Our division meeting included updates on a number of health promotion programs, from smoking cessation and healthy eating to biking to work and substance use prevention. It was reassuring to hear a lot of terms I’ve been learning in my graduate studies, and to see how health programs operate in my local community – instead of just reading about it from research articles. One staff member gave a report from a presentation at statewide conference she had recently attended in which a health communication campaign out of Jackson, Michigan was discussed. I had heard about this campaign before in my health communication course last fall – it was a final project option for some of the students in my class! It was nice to see it come to fruition and be lauded across the state. You can learn more about it on their website – Most Teens Don’t!
Another major topic of the meeting was a big grant we’ve been writing for the last couple weeks for the Michigan Department of Community Health (MDCH). It’s been a fun process being part of this grant proposal.
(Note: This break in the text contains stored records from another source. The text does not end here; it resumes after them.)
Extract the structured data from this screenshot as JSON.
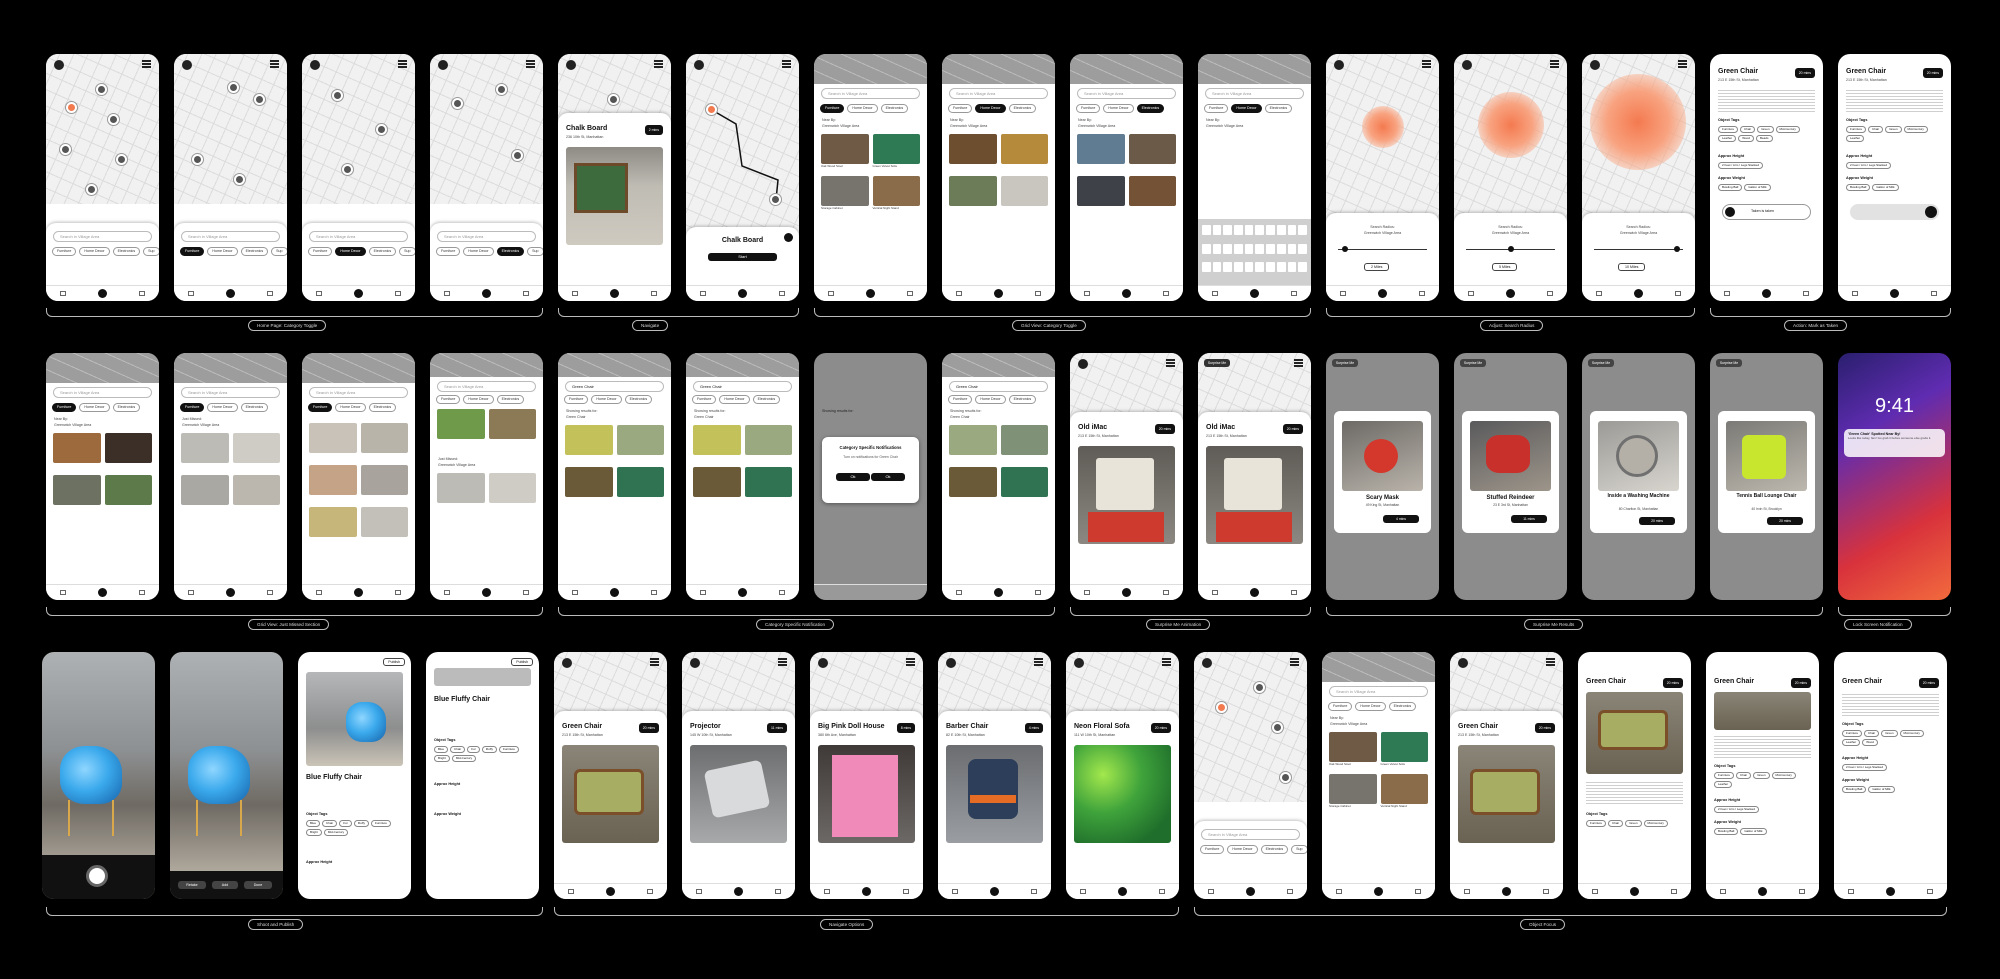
{
  "flows": [
    {
      "label": "Home Page: Category Toggle"
    },
    {
      "label": "Navigate"
    },
    {
      "label": "Grid View: Category Toggle"
    },
    {
      "label": "Adjust: Search Radius"
    },
    {
      "label": "Action: Mark as Taken"
    },
    {
      "label": "Grid View: Just Missed Section"
    },
    {
      "label": "Category Specific Notification"
    },
    {
      "label": "Surprise Me Animation"
    },
    {
      "label": "Surprise Me Results"
    },
    {
      "label": "Lock Screen Notification"
    },
    {
      "label": "Shoot and Publish"
    },
    {
      "label": "Navigate Options"
    },
    {
      "label": "Object Focus"
    }
  ],
  "common": {
    "search_placeholder": "Search in Village Area",
    "near_by": "Near By:",
    "area": "Greenwich Village Area",
    "categories": [
      "Furniture",
      "Home Decor",
      "Electronics",
      "Sup"
    ],
    "search_radius": "Search Radius:",
    "radius_options": [
      "2 Miles",
      "5 Miles",
      "10 Miles"
    ],
    "just_missed": "Just Missed:",
    "showing_results": "Showing results for:",
    "start": "Start",
    "publish": "Publish",
    "object_tags": "Object Tags",
    "approx_height": "Approx Height",
    "approx_weight": "Approx Weight",
    "mark_taken": "Taken is taken",
    "surprise_me": "Surprise Me"
  },
  "items": {
    "chalk_board": {
      "name": "Chalk Board",
      "address": "236 10th St, Manhattan",
      "eta": "2 mins"
    },
    "green_chair": {
      "name": "Green Chair",
      "address": "213 E 15th St, Manhattan",
      "eta": "20 mins",
      "desc_date": "Today, 2:34 PM:",
      "tags": [
        "Furniture",
        "Chair",
        "Green",
        "Mid-Century",
        "Leather",
        "Wood",
        "Beads"
      ],
      "height": "2 Feet / Arm / Legs Stacked",
      "weight": [
        "Bowling Ball",
        "Gallon of Milk"
      ]
    },
    "old_imac": {
      "name": "Old iMac",
      "address": "213 E 15th St, Manhattan",
      "eta": "20 mins"
    },
    "scary_mask": {
      "name": "Scary Mask",
      "address": "49 King St, Manhattan",
      "eta": "4 mins"
    },
    "stuffed_reindeer": {
      "name": "Stuffed Reindeer",
      "address": "23 E 3rd St, Manhattan",
      "eta": "11 mins"
    },
    "washing_machine": {
      "name": "Inside a Washing Machine",
      "address": "80 Charlton St, Manhattan",
      "eta": "20 mins"
    },
    "tennis_chair": {
      "name": "Tennis Ball Lounge Chair",
      "address": "40 Irvin St, Brooklyn",
      "eta": "20 mins"
    },
    "blue_chair": {
      "name": "Blue Fluffy Chair",
      "tags": [
        "Blue",
        "Chair",
        "Fur",
        "Fluffy",
        "Furniture",
        "Bright",
        "Mid-Century"
      ]
    },
    "projector": {
      "name": "Projector",
      "address": "145 W 10th St, Manhattan",
      "eta": "11 mins"
    },
    "dollhouse": {
      "name": "Big Pink Doll House",
      "address": "380 6th Ave, Manhattan",
      "eta": "8 mins"
    },
    "barber_chair": {
      "name": "Barber Chair",
      "address": "82 E 10th St, Manhattan",
      "eta": "4 mins"
    },
    "floral_sofa": {
      "name": "Neon Floral Sofa",
      "address": "111 W 10th St, Manhattan",
      "eta": "20 mins"
    }
  },
  "grid_captions": [
    "Oak Wood Stool",
    "Green Velvet Sofa",
    "Storage Cabinet",
    "Vertical Night Stand"
  ],
  "notification_modal": {
    "title": "Category Specific Notifications",
    "body": "Turn on notifications for Green Chair",
    "ok": "Ok"
  },
  "lock_screen": {
    "time": "9:41",
    "title": "'Green Chair' Spotted Near By!",
    "body": "Looks like today, fam! Go grab it before someone else grabs it."
  },
  "camera": {
    "retake": "Retake",
    "add": "Add",
    "done": "Done"
  },
  "search_query": "Green Chair"
}
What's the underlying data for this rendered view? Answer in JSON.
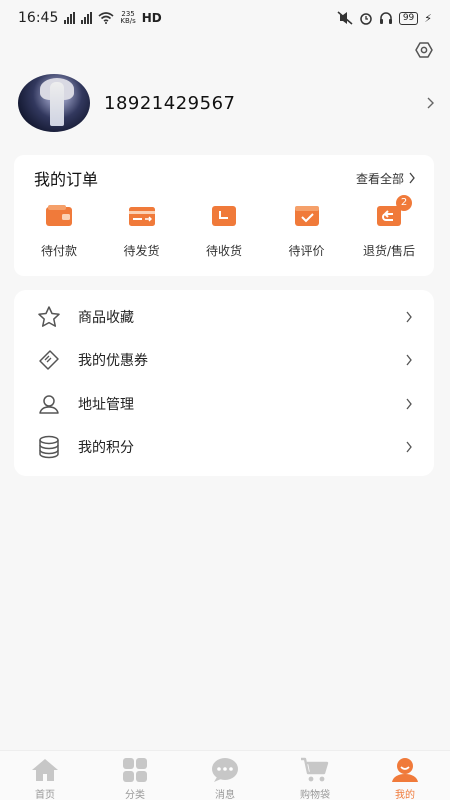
{
  "status_bar": {
    "time": "16:45",
    "net_speed_value": "235",
    "net_speed_unit": "KB/s",
    "hd": "HD",
    "battery": "99"
  },
  "profile": {
    "phone": "18921429567"
  },
  "orders": {
    "title": "我的订单",
    "view_all": "查看全部",
    "items": [
      {
        "label": "待付款",
        "icon": "wallet-icon"
      },
      {
        "label": "待发货",
        "icon": "card-icon"
      },
      {
        "label": "待收货",
        "icon": "box-clock-icon"
      },
      {
        "label": "待评价",
        "icon": "check-box-icon"
      },
      {
        "label": "退货/售后",
        "icon": "return-icon",
        "badge": "2"
      }
    ]
  },
  "menu": {
    "items": [
      {
        "label": "商品收藏",
        "icon": "star-icon"
      },
      {
        "label": "我的优惠券",
        "icon": "coupon-icon"
      },
      {
        "label": "地址管理",
        "icon": "location-icon"
      },
      {
        "label": "我的积分",
        "icon": "coins-icon"
      }
    ]
  },
  "bottom_nav": {
    "items": [
      {
        "label": "首页",
        "icon": "home-icon"
      },
      {
        "label": "分类",
        "icon": "grid-icon"
      },
      {
        "label": "消息",
        "icon": "message-icon"
      },
      {
        "label": "购物袋",
        "icon": "cart-icon"
      },
      {
        "label": "我的",
        "icon": "profile-icon",
        "active": true
      }
    ]
  },
  "colors": {
    "accent": "#f07a3a",
    "background": "#f7f7f7",
    "card": "#ffffff",
    "inactive_nav": "#c7c7c7"
  }
}
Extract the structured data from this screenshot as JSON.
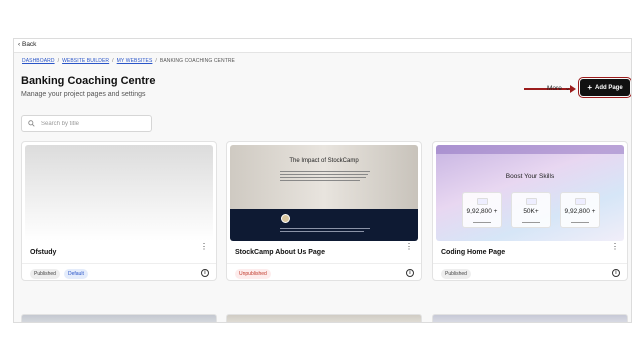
{
  "nav": {
    "back_label": "Back"
  },
  "breadcrumb": [
    {
      "label": "DASHBOARD",
      "link": true
    },
    {
      "label": "WEBSITE BUILDER",
      "link": true
    },
    {
      "label": "MY WEBSITES",
      "link": true
    },
    {
      "label": "BANKING COACHING CENTRE",
      "link": false
    }
  ],
  "page": {
    "title": "Banking Coaching Centre",
    "subtitle": "Manage your project pages and settings"
  },
  "toolbar": {
    "more_label": "More",
    "add_page_label": "Add Page",
    "search_placeholder": "Search by title"
  },
  "cards": [
    {
      "name": "Ofstudy",
      "status": "Published",
      "default_badge": "Default"
    },
    {
      "name": "StockCamp About Us Page",
      "status": "Unpublished",
      "thumb_title": "The Impact of StockCamp"
    },
    {
      "name": "Coding Home Page",
      "status": "Published",
      "thumb_title": "Boost Your Skills",
      "thumb_stats": [
        "9,92,800 +",
        "50K+",
        "9,92,800 +"
      ]
    }
  ],
  "colors": {
    "add_button_bg": "#111111",
    "highlight": "#9b1c1c",
    "link": "#2a55c8",
    "unpublished": "#c0392b"
  },
  "icons": {
    "back": "chevron-left-icon",
    "more": "chevron-down-icon",
    "add": "plus-icon",
    "search": "search-icon",
    "card_menu": "kebab-menu-icon",
    "card_info": "info-icon"
  }
}
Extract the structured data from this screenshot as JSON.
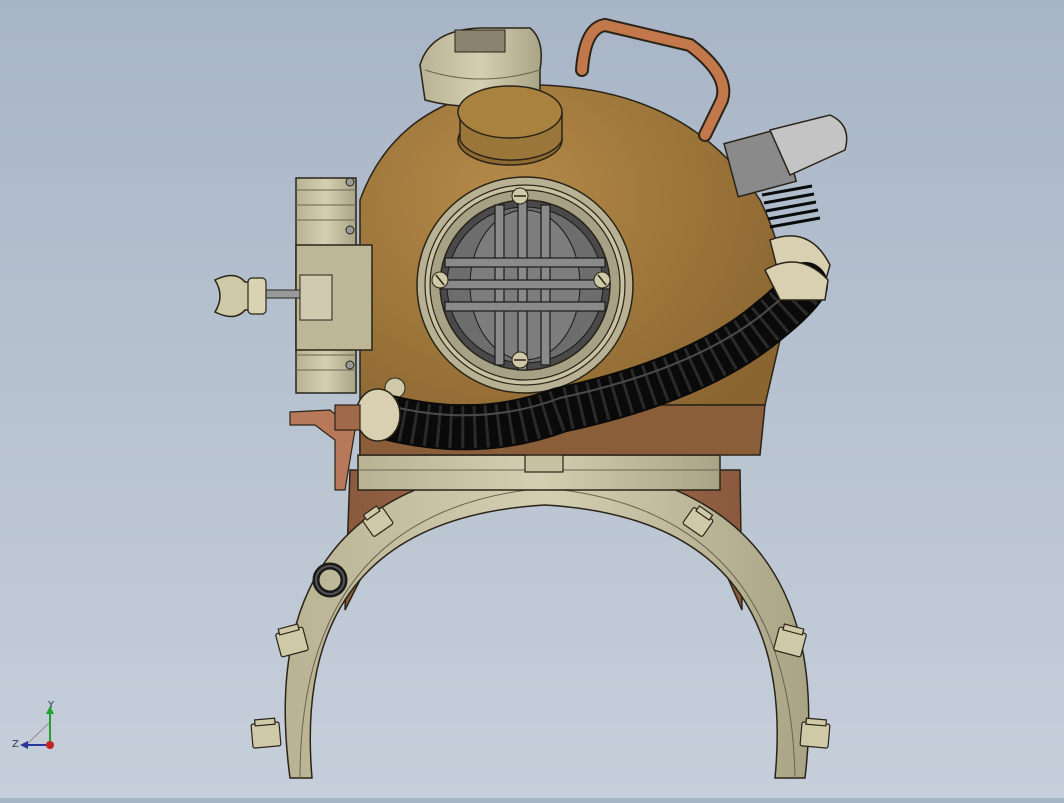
{
  "viewport": {
    "background_top": "#a8b5c6",
    "background_bottom": "#c6cfda"
  },
  "model": {
    "name": "diving-helmet",
    "colors": {
      "bronze_body": "#a07a3c",
      "copper_base": "#9a6446",
      "metal_part": "#c8c2a2",
      "hose_black": "#1a1a1a",
      "copper_tube": "#c2784a",
      "outline": "#2a2418"
    }
  },
  "triad": {
    "x_label": "",
    "y_label": "Y",
    "z_label": "Z",
    "x_color": "#c42222",
    "y_color": "#22a22a",
    "z_color": "#2a3a9a"
  }
}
The MDCH has funded 16 community organizations and local health departments over the last year to do planning in their communities for addressing health disparities among various ethnic populations. Washtenaw County was funded to work with African-Americans and Latinos, and we just submitted our proposal for the next phase of the grant – implementation. Even if we don’t get funded, it was a great learning experience to be able to work on developing the programs for the Latino-focused part of the proposal, as well as the evaluation plan. I got to apply what I learned in HBHE 651 (Program Development) and what I’m learning right now in HBHE 622 (Program Evaluation), in addition to many of the theories I learned in HBHE 600 (Psychosocial Factors in Health-Related Behavior) and SW 502 (Organizational, Community and Societal Structures and Processes).